_What is being asked_. Copy every entry exactly.
***
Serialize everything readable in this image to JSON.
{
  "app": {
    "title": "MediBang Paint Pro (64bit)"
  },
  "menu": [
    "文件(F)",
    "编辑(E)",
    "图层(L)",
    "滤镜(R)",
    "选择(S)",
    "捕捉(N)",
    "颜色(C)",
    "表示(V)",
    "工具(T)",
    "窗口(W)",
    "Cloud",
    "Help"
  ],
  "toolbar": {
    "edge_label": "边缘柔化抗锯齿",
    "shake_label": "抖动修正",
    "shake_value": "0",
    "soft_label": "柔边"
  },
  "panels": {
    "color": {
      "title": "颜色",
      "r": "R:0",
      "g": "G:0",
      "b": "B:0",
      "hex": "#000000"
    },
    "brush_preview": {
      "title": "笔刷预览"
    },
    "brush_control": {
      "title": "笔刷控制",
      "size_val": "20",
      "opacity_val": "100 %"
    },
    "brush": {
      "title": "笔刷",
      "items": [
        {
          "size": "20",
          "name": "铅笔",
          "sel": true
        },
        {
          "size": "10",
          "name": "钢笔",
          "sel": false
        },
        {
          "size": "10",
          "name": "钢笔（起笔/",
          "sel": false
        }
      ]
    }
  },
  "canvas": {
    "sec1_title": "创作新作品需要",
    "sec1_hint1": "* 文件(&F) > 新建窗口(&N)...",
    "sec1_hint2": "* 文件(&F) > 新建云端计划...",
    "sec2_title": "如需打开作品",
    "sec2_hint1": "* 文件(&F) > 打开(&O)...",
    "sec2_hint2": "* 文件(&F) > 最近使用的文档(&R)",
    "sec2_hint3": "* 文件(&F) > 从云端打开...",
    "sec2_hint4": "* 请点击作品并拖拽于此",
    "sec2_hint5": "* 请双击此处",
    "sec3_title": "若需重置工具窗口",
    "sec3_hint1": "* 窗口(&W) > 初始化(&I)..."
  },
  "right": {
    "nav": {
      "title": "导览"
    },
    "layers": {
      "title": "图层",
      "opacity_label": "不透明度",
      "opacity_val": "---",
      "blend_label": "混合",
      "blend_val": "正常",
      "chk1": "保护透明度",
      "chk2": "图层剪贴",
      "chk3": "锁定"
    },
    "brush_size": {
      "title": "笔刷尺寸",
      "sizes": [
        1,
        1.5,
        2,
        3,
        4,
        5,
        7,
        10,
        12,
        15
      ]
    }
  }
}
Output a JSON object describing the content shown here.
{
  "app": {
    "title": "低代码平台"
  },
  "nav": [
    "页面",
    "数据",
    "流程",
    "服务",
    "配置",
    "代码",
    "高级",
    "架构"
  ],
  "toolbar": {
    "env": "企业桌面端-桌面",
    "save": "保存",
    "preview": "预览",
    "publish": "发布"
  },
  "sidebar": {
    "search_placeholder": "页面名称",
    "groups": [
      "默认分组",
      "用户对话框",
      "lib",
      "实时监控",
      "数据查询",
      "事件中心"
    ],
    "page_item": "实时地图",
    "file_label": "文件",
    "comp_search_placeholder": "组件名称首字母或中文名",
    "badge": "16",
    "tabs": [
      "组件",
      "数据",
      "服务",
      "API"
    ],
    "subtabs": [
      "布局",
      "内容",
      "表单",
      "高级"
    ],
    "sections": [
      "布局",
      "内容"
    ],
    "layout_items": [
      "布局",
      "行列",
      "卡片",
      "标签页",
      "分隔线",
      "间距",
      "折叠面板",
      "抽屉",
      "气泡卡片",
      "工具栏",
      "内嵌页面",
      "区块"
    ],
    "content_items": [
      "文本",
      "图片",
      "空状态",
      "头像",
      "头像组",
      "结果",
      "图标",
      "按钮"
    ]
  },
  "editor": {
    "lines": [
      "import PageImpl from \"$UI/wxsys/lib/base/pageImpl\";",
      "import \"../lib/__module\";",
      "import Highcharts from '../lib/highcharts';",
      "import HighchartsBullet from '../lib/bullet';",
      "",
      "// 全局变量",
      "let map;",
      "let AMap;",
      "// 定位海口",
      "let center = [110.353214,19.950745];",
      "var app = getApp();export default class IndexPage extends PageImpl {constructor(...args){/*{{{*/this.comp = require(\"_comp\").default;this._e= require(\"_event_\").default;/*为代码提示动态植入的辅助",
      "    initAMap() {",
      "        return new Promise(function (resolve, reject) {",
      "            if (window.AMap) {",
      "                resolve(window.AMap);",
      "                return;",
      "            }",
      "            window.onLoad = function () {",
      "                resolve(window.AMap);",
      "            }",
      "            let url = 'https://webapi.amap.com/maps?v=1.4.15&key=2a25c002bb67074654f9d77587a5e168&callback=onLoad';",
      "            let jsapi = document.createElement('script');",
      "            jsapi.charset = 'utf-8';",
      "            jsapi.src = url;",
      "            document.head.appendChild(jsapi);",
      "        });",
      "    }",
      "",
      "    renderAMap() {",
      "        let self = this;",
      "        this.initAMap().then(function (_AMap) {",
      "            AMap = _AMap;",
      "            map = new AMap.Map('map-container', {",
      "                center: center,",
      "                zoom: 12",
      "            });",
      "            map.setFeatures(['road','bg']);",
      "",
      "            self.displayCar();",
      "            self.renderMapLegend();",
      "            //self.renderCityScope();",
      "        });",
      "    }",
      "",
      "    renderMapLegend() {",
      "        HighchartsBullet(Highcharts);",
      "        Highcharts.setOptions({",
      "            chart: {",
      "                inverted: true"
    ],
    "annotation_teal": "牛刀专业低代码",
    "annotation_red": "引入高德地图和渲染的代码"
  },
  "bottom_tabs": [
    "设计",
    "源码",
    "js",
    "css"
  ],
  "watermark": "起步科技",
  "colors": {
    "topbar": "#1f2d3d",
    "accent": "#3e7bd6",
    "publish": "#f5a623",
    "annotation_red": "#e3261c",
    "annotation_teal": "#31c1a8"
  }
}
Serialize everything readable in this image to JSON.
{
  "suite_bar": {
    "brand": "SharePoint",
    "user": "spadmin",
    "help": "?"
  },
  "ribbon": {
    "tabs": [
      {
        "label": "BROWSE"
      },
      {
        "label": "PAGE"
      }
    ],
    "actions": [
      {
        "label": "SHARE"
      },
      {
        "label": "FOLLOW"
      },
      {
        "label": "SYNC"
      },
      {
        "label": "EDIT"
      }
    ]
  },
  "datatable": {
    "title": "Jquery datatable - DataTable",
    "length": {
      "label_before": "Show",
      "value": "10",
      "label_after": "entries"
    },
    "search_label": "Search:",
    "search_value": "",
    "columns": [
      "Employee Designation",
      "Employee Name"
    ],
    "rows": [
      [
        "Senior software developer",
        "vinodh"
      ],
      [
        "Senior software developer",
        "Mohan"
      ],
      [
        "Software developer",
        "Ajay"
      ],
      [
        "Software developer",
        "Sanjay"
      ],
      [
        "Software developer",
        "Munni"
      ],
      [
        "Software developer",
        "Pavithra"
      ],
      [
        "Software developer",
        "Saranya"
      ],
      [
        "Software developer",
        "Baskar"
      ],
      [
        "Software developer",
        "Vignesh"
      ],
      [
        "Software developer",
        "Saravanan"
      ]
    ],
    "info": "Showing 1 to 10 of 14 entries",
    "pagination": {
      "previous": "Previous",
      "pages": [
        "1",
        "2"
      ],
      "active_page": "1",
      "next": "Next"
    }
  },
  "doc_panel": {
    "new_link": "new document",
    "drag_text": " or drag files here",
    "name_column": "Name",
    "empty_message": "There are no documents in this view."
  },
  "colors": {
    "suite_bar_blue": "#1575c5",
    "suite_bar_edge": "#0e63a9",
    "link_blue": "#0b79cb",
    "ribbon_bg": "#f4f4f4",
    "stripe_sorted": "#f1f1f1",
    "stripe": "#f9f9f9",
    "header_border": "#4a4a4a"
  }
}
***
_Exercise answer_.
Serialize everything readable in this image to JSON.
{
  "app": {
    "title": "MediBang Paint Pro (64bit)"
  },
  "menu": [
    "文件(F)",
    "编辑(E)",
    "图层(L)",
    "滤镜(R)",
    "选择(S)",
    "捕捉(N)",
    "颜色(C)",
    "表示(V)",
    "工具(T)",
    "窗口(W)",
    "Cloud",
    "Help"
  ],
  "toolbar": {
    "edge_label": "边缘柔化抗锯齿",
    "shake_label": "抖动修正",
    "shake_value": "0",
    "soft_label": "柔边"
  },
  "panels": {
    "color": {
      "title": "颜色",
      "r": "R:0",
      "g": "G:0",
      "b": "B:0",
      "hex": "#000000"
    },
    "brush_preview": {
      "title": "笔刷预览"
    },
    "brush_control": {
      "title": "笔刷控制",
      "size_val": "20",
      "opacity_val": "100 %"
    },
    "brush": {
      "title": "笔刷",
      "items": [
        {
          "size": "20",
          "name": "铅笔",
          "sel": true
        },
        {
          "size": "10",
          "name": "钢笔",
          "sel": false
        },
        {
          "size": "10",
          "name": "钢笔（起笔/",
          "sel": false
        }
      ]
    }
  },
  "canvas": {
    "sec1_title": "创作新作品需要",
    "sec1_hint1": "* 文件(&F) > 新建窗口(&N)...",
    "sec1_hint2": "* 文件(&F) > 新建云端计划...",
    "sec2_title": "如需打开作品",
    "sec2_hint1": "* 文件(&F) > 打开(&O)...",
    "sec2_hint2": "* 文件(&F) > 最近使用的文档(&R)",
    "sec2_hint3": "* 文件(&F) > 从云端打开...",
    "sec2_hint4": "* 请点击作品并拖拽于此",
    "sec2_hint5": "* 请双击此处",
    "sec3_title": "若需重置工具窗口",
    "sec3_hint1": "* 窗口(&W) > 初始化(&I)..."
  },
  "right": {
    "nav": {
      "title": "导览"
    },
    "layers": {
      "title": "图层",
      "opacity_label": "不透明度",
      "opacity_val": "---",
      "blend_label": "混合",
      "blend_val": "正常",
      "chk1": "保护透明度",
      "chk2": "图层剪贴",
      "chk3": "锁定"
    },
    "brush_size": {
      "title": "笔刷尺寸",
      "sizes": [
        1,
        1.5,
        2,
        3,
        4,
        5,
        7,
        10,
        12,
        15
      ]
    }
  }
}
Output a JSON object describing the content shown here.
{
  "app": {
    "title": "低代码平台"
  },
  "nav": [
    "页面",
    "数据",
    "流程",
    "服务",
    "配置",
    "代码",
    "高级",
    "架构"
  ],
  "toolbar": {
    "env": "企业桌面端-桌面",
    "save": "保存",
    "preview": "预览",
    "publish": "发布"
  },
  "sidebar": {
    "search_placeholder": "页面名称",
    "groups": [
      "默认分组",
      "用户对话框",
      "lib",
      "实时监控",
      "数据查询",
      "事件中心"
    ],
    "page_item": "实时地图",
    "file_label": "文件",
    "comp_search_placeholder": "组件名称首字母或中文名",
    "badge": "16",
    "tabs": [
      "组件",
      "数据",
      "服务",
      "API"
    ],
    "subtabs": [
      "布局",
      "内容",
      "表单",
      "高级"
    ],
    "sections": [
      "布局",
      "内容"
    ],
    "layout_items": [
      "布局",
      "行列",
      "卡片",
      "标签页",
      "分隔线",
      "间距",
      "折叠面板",
      "抽屉",
      "气泡卡片",
      "工具栏",
      "内嵌页面",
      "区块"
    ],
    "content_items": [
      "文本",
      "图片",
      "空状态",
      "头像",
      "头像组",
      "结果",
      "图标",
      "按钮"
    ]
  },
  "editor": {
    "lines": [
      "import PageImpl from \"$UI/wxsys/lib/base/pageImpl\";",
      "import \"../lib/__module\";",
      "import Highcharts from '../lib/highcharts';",
      "import HighchartsBullet from '../lib/bullet';",
      "",
      "// 全局变量",
      "let map;",
      "let AMap;",
      "// 定位海口",
      "let center = [110.353214,19.950745];",
      "var app = getApp();export default class IndexPage extends PageImpl {constructor(...args){/*{{{*/this.comp = require(\"_comp\").default;this._e= require(\"_event_\").default;/*为代码提示动态植入的辅助",
      "    initAMap() {",
      "        return new Promise(function (resolve, reject) {",
      "            if (window.AMap) {",
      "                resolve(window.AMap);",
      "                return;",
      "            }",
      "            window.onLoad = function () {",
      "                resolve(window.AMap);",
      "            }",
      "            let url = 'https://webapi.amap.com/maps?v=1.4.15&key=2a25c002bb67074654f9d77587a5e168&callback=onLoad';",
      "            let jsapi = document.createElement('script');",
      "            jsapi.charset = 'utf-8';",
      "            jsapi.src = url;",
      "            document.head.appendChild(jsapi);",
      "        });",
      "    }",
      "",
      "    renderAMap() {",
      "        let self = this;",
      "        this.initAMap().then(function (_AMap) {",
      "            AMap = _AMap;",
      "            map = new AMap.Map('map-container', {",
      "                center: center,",
      "                zoom: 12",
      "            });",
      "            map.setFeatures(['road','bg']);",
      "",
      "            self.displayCar();",
      "            self.renderMapLegend();",
      "            //self.renderCityScope();",
      "        });",
      "    }",
      "",
      "    renderMapLegend() {",
      "        HighchartsBullet(Highcharts);",
      "        Highcharts.setOptions({",
      "            chart: {",
      "                inverted: true"
    ],
    "annotation_teal": "牛刀专业低代码",
    "annotation_red": "引入高德地图和渲染的代码"
  },
  "bottom_tabs": [
    "设计",
    "源码",
    "js",
    "css"
  ],
  "watermark": "起步科技",
  "colors": {
    "topbar": "#1f2d3d",
    "accent": "#3e7bd6",
    "publish": "#f5a623",
    "annotation_red": "#e3261c",
    "annotation_teal": "#31c1a8"
  }
}
Serialize everything readable in this image to JSON.
{
  "suite_bar": {
    "brand": "SharePoint",
    "user": "spadmin",
    "help": "?"
  },
  "ribbon": {
    "tabs": [
      {
        "label": "BROWSE"
      },
      {
        "label": "PAGE"
      }
    ],
    "actions": [
      {
        "label": "SHARE"
      },
      {
        "label": "FOLLOW"
      },
      {
        "label": "SYNC"
      },
      {
        "label": "EDIT"
      }
    ]
  },
  "datatable": {
    "title": "Jquery datatable - DataTable",
    "length": {
      "label_before": "Show",
      "value": "10",
      "label_after": "entries"
    },
    "search_label": "Search:",
    "search_value": "",
    "columns": [
      "Employee Designation",
      "Employee Name"
    ],
    "rows": [
      [
        "Senior software developer",
        "vinodh"
      ],
      [
        "Senior software developer",
        "Mohan"
      ],
      [
        "Software developer",
        "Ajay"
      ],
      [
        "Software developer",
        "Sanjay"
      ],
      [
        "Software developer",
        "Munni"
      ],
      [
        "Software developer",
        "Pavithra"
      ],
      [
        "Software developer",
        "Saranya"
      ],
      [
        "Software developer",
        "Baskar"
      ],
      [
        "Software developer",
        "Vignesh"
      ],
      [
        "Software developer",
        "Saravanan"
      ]
    ],
    "info": "Showing 1 to 10 of 14 entries",
    "pagination": {
      "previous": "Previous",
      "pages": [
        "1",
        "2"
      ],
      "active_page": "1",
      "next": "Next"
    }
  },
  "doc_panel": {
    "new_link": "new document",
    "drag_text": " or drag files here",
    "name_column": "Name",
    "empty_message": "There are no documents in this view."
  },
  "colors": {
    "suite_bar_blue": "#1575c5",
    "suite_bar_edge": "#0e63a9",
    "link_blue": "#0b79cb",
    "ribbon_bg": "#f4f4f4",
    "stripe_sorted": "#f1f1f1",
    "stripe": "#f9f9f9",
    "header_border": "#4a4a4a"
  }
}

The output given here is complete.